** PROBLEM DESCRIPTION **
Nothing but a number belongs in the answer: the count of lines below that contain the word "JSON".

RECORDS PROVIDED Block Start

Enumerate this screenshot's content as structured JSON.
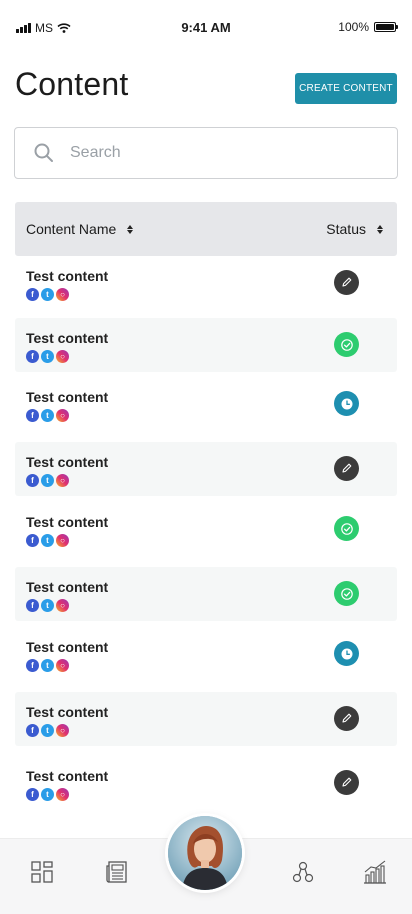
{
  "status_bar": {
    "carrier": "MS",
    "time": "9:41 AM",
    "battery": "100%"
  },
  "header": {
    "title": "Content",
    "create_label": "CREATE CONTENT"
  },
  "search": {
    "placeholder": "Search",
    "icon": "search-icon"
  },
  "table": {
    "columns": [
      "Content Name",
      "Status"
    ],
    "rows": [
      {
        "title": "Test content",
        "status": "draft"
      },
      {
        "title": "Test content",
        "status": "published"
      },
      {
        "title": "Test content",
        "status": "scheduled"
      },
      {
        "title": "Test content",
        "status": "draft"
      },
      {
        "title": "Test content",
        "status": "published"
      },
      {
        "title": "Test content",
        "status": "published"
      },
      {
        "title": "Test content",
        "status": "scheduled"
      },
      {
        "title": "Test content",
        "status": "draft"
      },
      {
        "title": "Test content",
        "status": "draft"
      }
    ],
    "social_icons": [
      "facebook-icon",
      "twitter-icon",
      "instagram-icon"
    ]
  },
  "status_icons": {
    "draft": "pencil-icon",
    "published": "check-circle-icon",
    "scheduled": "clock-icon"
  },
  "colors": {
    "accent": "#1f8fa9",
    "draft": "#3b3b3b",
    "published": "#2dcc6f",
    "scheduled": "#1e8fb0"
  },
  "bottom_nav": {
    "items": [
      "dashboard-icon",
      "content-icon",
      "profile-avatar",
      "audience-icon",
      "analytics-icon"
    ]
  }
}
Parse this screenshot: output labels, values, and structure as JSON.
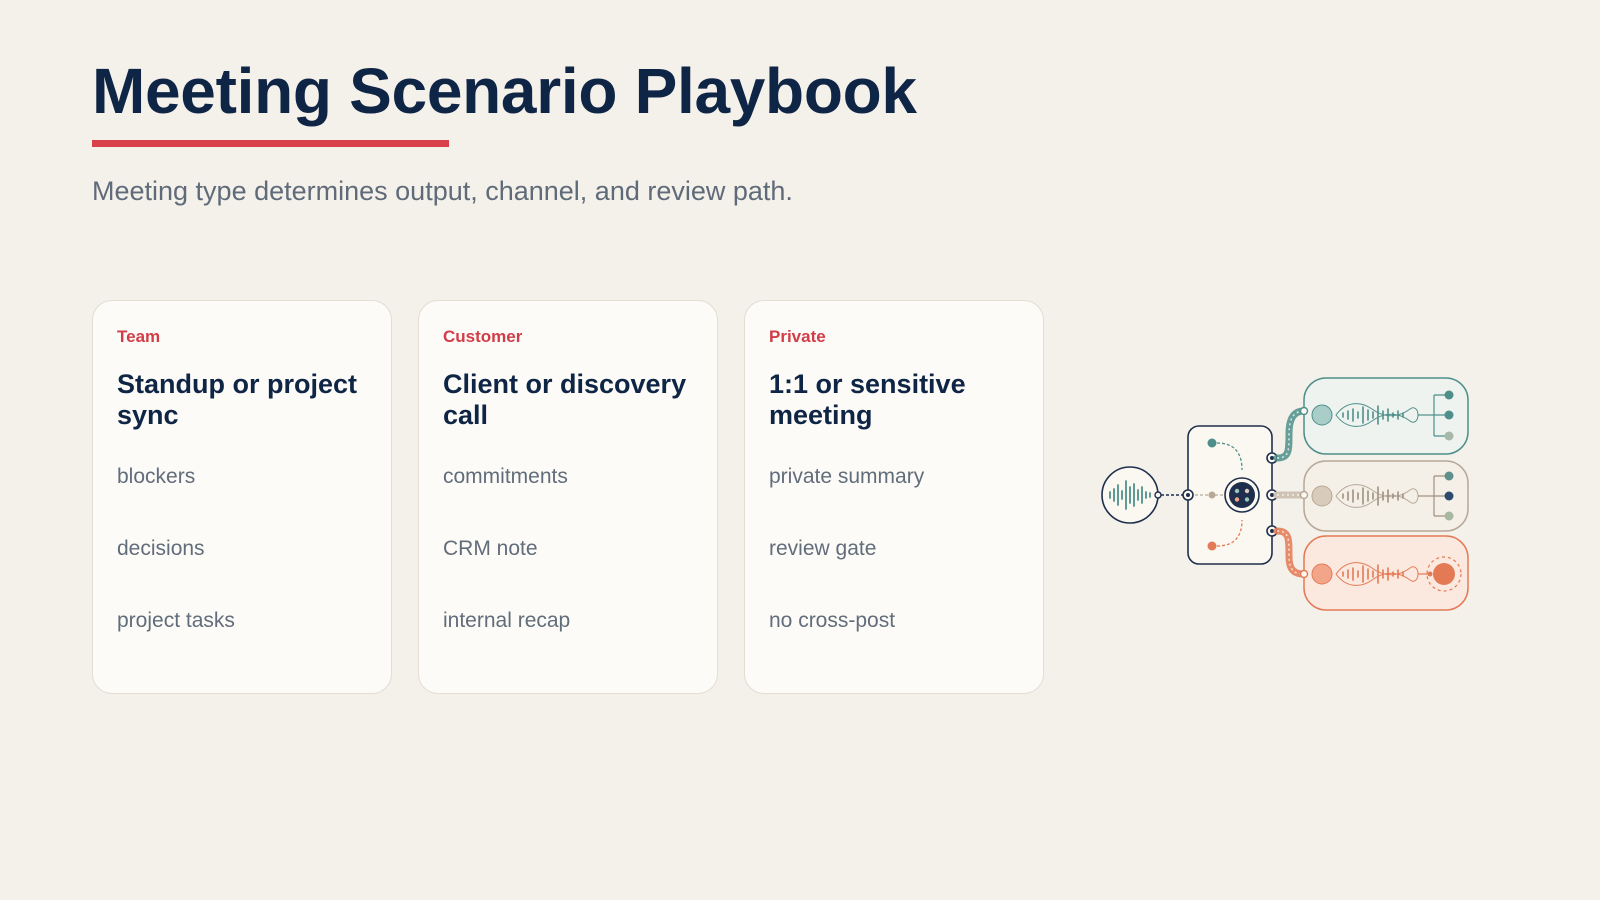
{
  "header": {
    "title": "Meeting Scenario Playbook",
    "subtitle": "Meeting type determines output, channel, and review path."
  },
  "cards": [
    {
      "tag": "Team",
      "title": "Standup or project sync",
      "items": [
        "blockers",
        "decisions",
        "project tasks"
      ]
    },
    {
      "tag": "Customer",
      "title": "Client or discovery call",
      "items": [
        "commitments",
        "CRM note",
        "internal recap"
      ]
    },
    {
      "tag": "Private",
      "title": "1:1 or sensitive meeting",
      "items": [
        "private summary",
        "review gate",
        "no cross-post"
      ]
    }
  ],
  "colors": {
    "background": "#f4f0ea",
    "title": "#0f2545",
    "accent": "#d8404a",
    "team": "#4e8f8a",
    "customer": "#b7a898",
    "private": "#e47a55"
  },
  "illustration": {
    "icons": [
      "audio-waveform-icon",
      "router-hub-icon",
      "team-path-icon",
      "customer-path-icon",
      "private-path-icon"
    ]
  }
}
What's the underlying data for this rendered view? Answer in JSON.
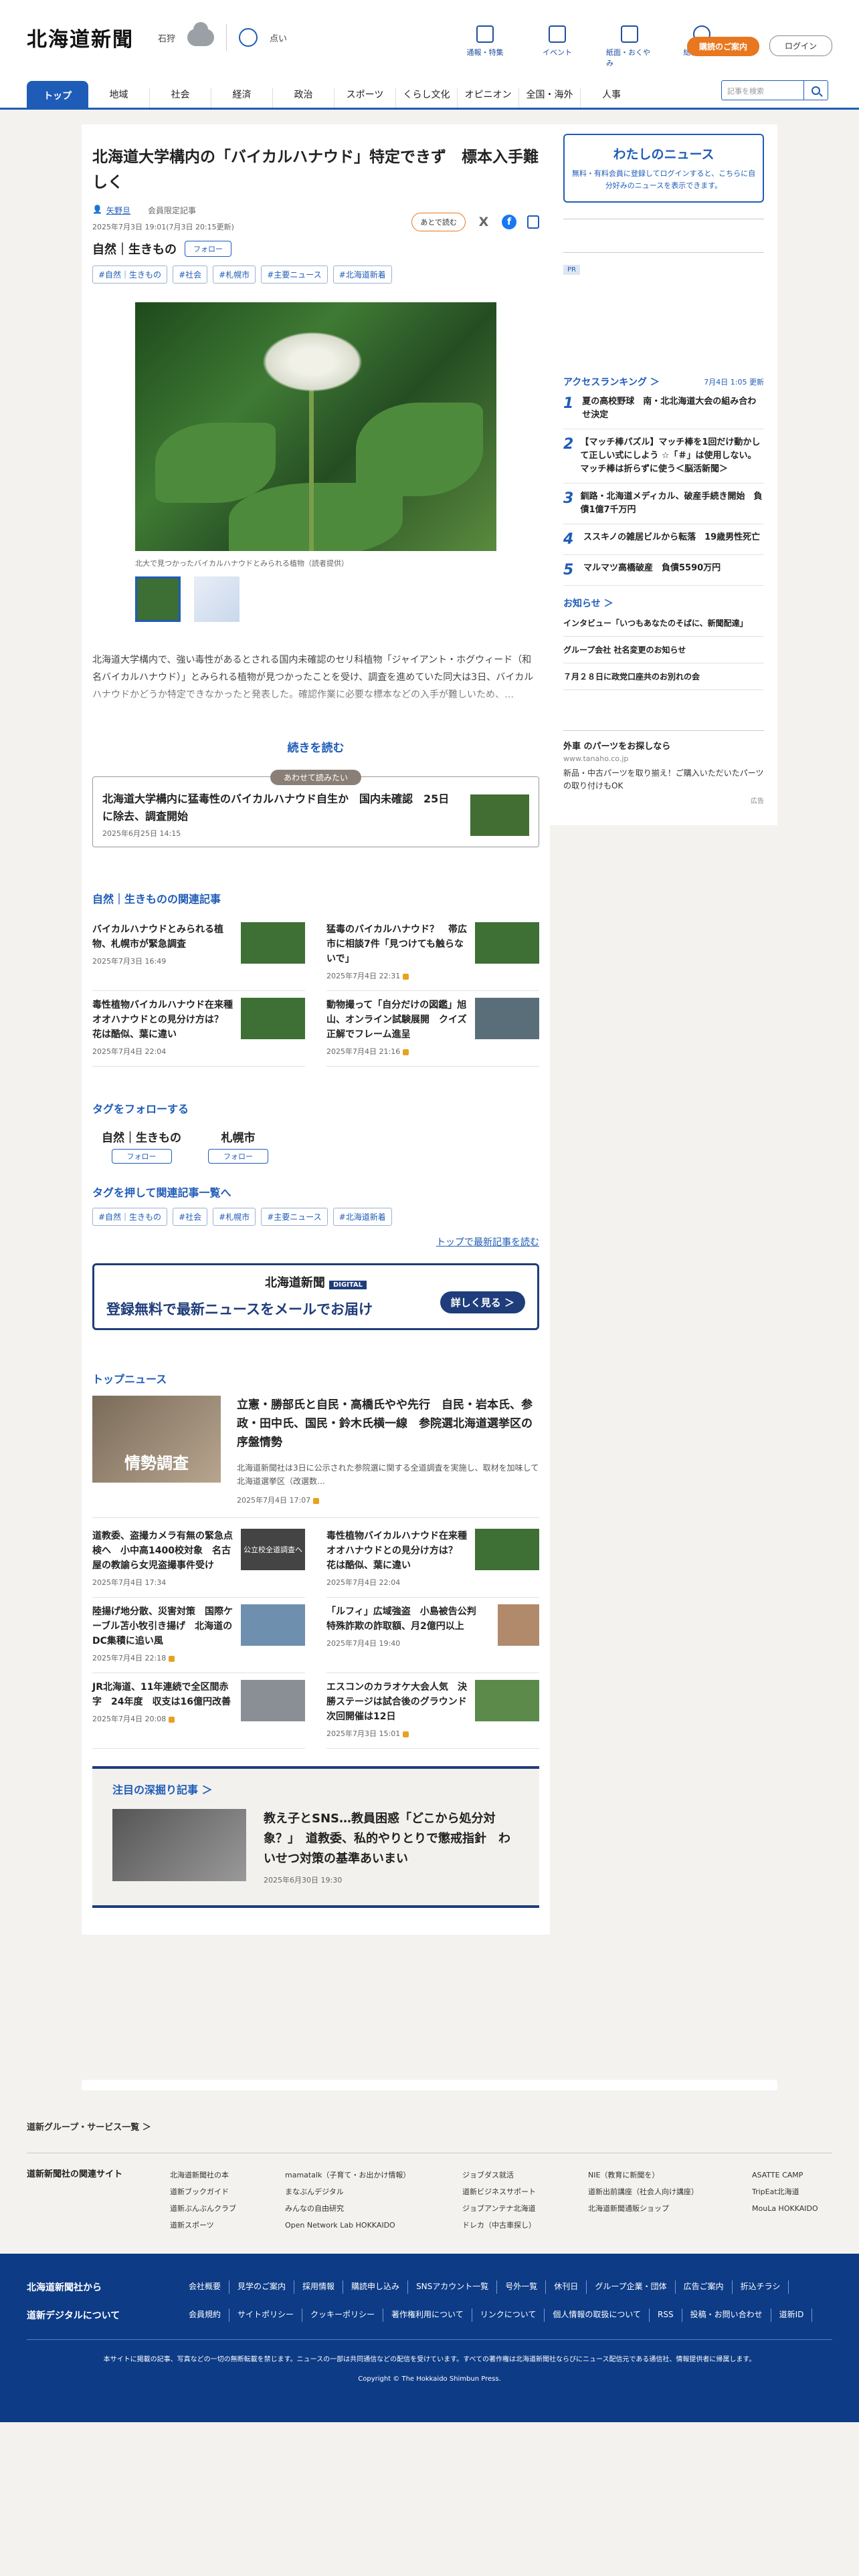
{
  "header": {
    "logo": "北海道新聞",
    "weather_location": "石狩",
    "uv_label": "点い",
    "icons": [
      {
        "label": "通報・特集",
        "icon": "flag-icon"
      },
      {
        "label": "イベント",
        "icon": "calendar-icon"
      },
      {
        "label": "紙面・おくやみ",
        "icon": "newspaper-icon"
      },
      {
        "label": "総合ガイド",
        "icon": "question-icon"
      }
    ],
    "contract_label": "購読のご案内",
    "login_label": "ログイン"
  },
  "nav": {
    "items": [
      "トップ",
      "地域",
      "社会",
      "経済",
      "政治",
      "スポーツ",
      "くらし文化",
      "オピニオン",
      "全国・海外",
      "人事"
    ],
    "search_placeholder": "記事を検索"
  },
  "article": {
    "title": "北海道大学構内の「バイカルハナウド」特定できず　標本入手難しく",
    "author": "矢野旦",
    "membership": "会員限定記事",
    "date": "2025年7月3日 19:01(7月3日 20:15更新)",
    "later_label": "あとで読む",
    "category": "自然｜生きもの",
    "follow_label": "フォロー",
    "tags": [
      "#自然｜生きもの",
      "#社会",
      "#札幌市",
      "#主要ニュース",
      "#北海道新着"
    ],
    "caption": "北大で見つかったバイカルハナウドとみられる植物（読者提供）",
    "lead": "北海道大学構内で、強い毒性があるとされる国内未確認のセリ科植物「ジャイアント・ホグウィード（和名バイカルハナウド）」とみられる植物が見つかったことを受け、調査を進めていた同大は3日、バイカルハナウドかどうか特定できなかったと発表した。確認作業に必要な標本などの入手が難しいため、…",
    "read_more": "続きを読む"
  },
  "also_read": {
    "badge": "あわせて読みたい",
    "title": "北海道大学構内に猛毒性のバイカルハナウド自生か　国内未確認　25日に除去、調査開始",
    "date": "2025年6月25日 14:15"
  },
  "related": {
    "heading": "自然｜生きものの関連記事",
    "items": [
      {
        "title": "バイカルハナウドとみられる植物、札幌市が緊急調査",
        "date": "2025年7月3日 16:49"
      },
      {
        "title": "猛毒のバイカルハナウド？　帯広市に相談7件「見つけても触らないで」",
        "date": "2025年7月4日 22:31"
      },
      {
        "title": "毒性植物バイカルハナウド在来種オオハナウドとの見分け方は？　花は酷似、葉に違い",
        "date": "2025年7月4日 22:04"
      },
      {
        "title": "動物撮って「自分だけの図鑑」旭山、オンライン試験展開　クイズ正解でフレーム進呈",
        "date": "2025年7月4日 21:16"
      }
    ]
  },
  "follow_tags": {
    "heading": "タグをフォローする",
    "items": [
      {
        "name": "自然｜生きもの",
        "label": "フォロー"
      },
      {
        "name": "札幌市",
        "label": "フォロー"
      }
    ]
  },
  "tag_search": {
    "heading": "タグを押して関連記事一覧へ",
    "tags": [
      "#自然｜生きもの",
      "#社会",
      "#札幌市",
      "#主要ニュース",
      "#北海道新着"
    ],
    "latest_link": "トップで最新記事を読む"
  },
  "banner": {
    "logo": "北海道新聞",
    "digital": "DIGITAL",
    "message": "登録無料で最新ニュースをメールでお届け",
    "cta": "詳しく見る ＞"
  },
  "top_news": {
    "heading": "トップニュース",
    "lead": {
      "title": "立憲・勝部氏と自民・高橋氏やや先行　自民・岩本氏、参政・田中氏、国民・鈴木氏横一線　参院選北海道選挙区の序盤情勢",
      "summary": "北海道新聞社は3日に公示された参院選に関する全道調査を実施し、取材を加味して北海道選挙区（改選数…",
      "date": "2025年7月4日 17:07",
      "image_text": "情勢調査"
    },
    "items": [
      {
        "title": "道教委、盗撮カメラ有無の緊急点検へ　小中高1400校対象　名古屋の教諭ら女児盗撮事件受け",
        "date": "2025年7月4日 17:34",
        "image_text": "公立校全道調査へ"
      },
      {
        "title": "毒性植物バイカルハナウド在来種オオハナウドとの見分け方は？　花は酷似、葉に違い",
        "date": "2025年7月4日 22:04"
      },
      {
        "title": "陸揚げ地分散、災害対策　国際ケーブル苫小牧引き揚げ　北海道のDC集積に追い風",
        "date": "2025年7月4日 22:18"
      },
      {
        "title": "「ルフィ」広域強盗　小島被告公判　特殊詐欺の詐取額、月2億円以上",
        "date": "2025年7月4日 19:40"
      },
      {
        "title": "JR北海道、11年連続で全区間赤字　24年度　収支は16億円改善",
        "date": "2025年7月4日 20:08"
      },
      {
        "title": "エスコンのカラオケ大会人気　決勝ステージは試合後のグラウンド　次回開催は12日",
        "date": "2025年7月3日 15:01"
      }
    ]
  },
  "deep": {
    "heading": "注目の深掘り記事 ＞",
    "title": "教え子とSNS…教員困惑「どこから処分対象？」　道教委、私的やりとりで懲戒指針　わいせつ対策の基準あいまい",
    "date": "2025年6月30日 19:30"
  },
  "sidebar": {
    "mynews_title": "わたしのニュース",
    "mynews_text": "無料・有料会員に登録してログインすると、こちらに自分好みのニュースを表示できます。",
    "pr": "PR",
    "ranking_heading": "アクセスランキング ＞",
    "ranking_updated": "7月4日 1:05 更新",
    "ranking": [
      "夏の高校野球　南・北北海道大会の組み合わせ決定",
      "【マッチ棒パズル】マッチ棒を1回だけ動かして正しい式にしよう ☆「＃」は使用しない。マッチ棒は折らずに使う＜脳活新聞＞",
      "釧路・北海道メディカル、破産手続き開始　負債1億7千万円",
      "ススキノの雑居ビルから転落　19歳男性死亡",
      "マルマツ高橋破産　負債5590万円"
    ],
    "notice_heading": "お知らせ ＞",
    "notices": [
      "インタビュー「いつもあなたのそばに、新聞配達」",
      "グループ会社 社名変更のお知らせ",
      "７月２８日に政党口座共のお別れの会"
    ],
    "ad_title": "外車 のパーツをお探しなら",
    "ad_url": "www.tanaho.co.jp",
    "ad_text": "新品・中古パーツを取り揃え！ご購入いただいたパーツの取り付けもOK",
    "ad_label": "広告"
  },
  "footer": {
    "group_heading": "道新グループ・サービス一覧 ＞",
    "sites_label": "道新新聞社の関連サイト",
    "sites": [
      [
        "北海道新聞社の本",
        "道新ブックガイド",
        "道新ぶんぶんクラブ",
        "道新スポーツ"
      ],
      [
        "mamatalk（子育て・お出かけ情報）",
        "まなぶんデジタル",
        "みんなの自由研究",
        "Open Network Lab HOKKAIDO"
      ],
      [
        "ジョブダス就活",
        "道新ビジネスサポート",
        "ジョブアンテナ北海道",
        "ドレカ（中古車探し）"
      ],
      [
        "NIE（教育に新聞を）",
        "道新出前講座（社会人向け講座）",
        "北海道新聞通販ショップ"
      ],
      [
        "ASATTE CAMP",
        "TripEat北海道",
        "MouLa HOKKAIDO"
      ]
    ],
    "from_label": "北海道新聞社から",
    "from_links": [
      "会社概要",
      "見学のご案内",
      "採用情報",
      "購読申し込み",
      "SNSアカウント一覧",
      "号外一覧",
      "休刊日",
      "グループ企業・団体",
      "広告ご案内",
      "折込チラシ"
    ],
    "digital_label": "道新デジタルについて",
    "digital_links": [
      "会員規約",
      "サイトポリシー",
      "クッキーポリシー",
      "著作権利用について",
      "リンクについて",
      "個人情報の取扱について",
      "RSS",
      "投稿・お問い合わせ",
      "道新ID"
    ],
    "note": "本サイトに掲載の記事、写真などの一切の無断転載を禁じます。ニュースの一部は共同通信などの配信を受けています。すべての著作権は北海道新聞社ならびにニュース配信元である通信社、情報提供者に帰属します。",
    "copyright": "Copyright © The Hokkaido Shimbun Press."
  }
}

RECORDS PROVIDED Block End

** ANSWER BOX **
3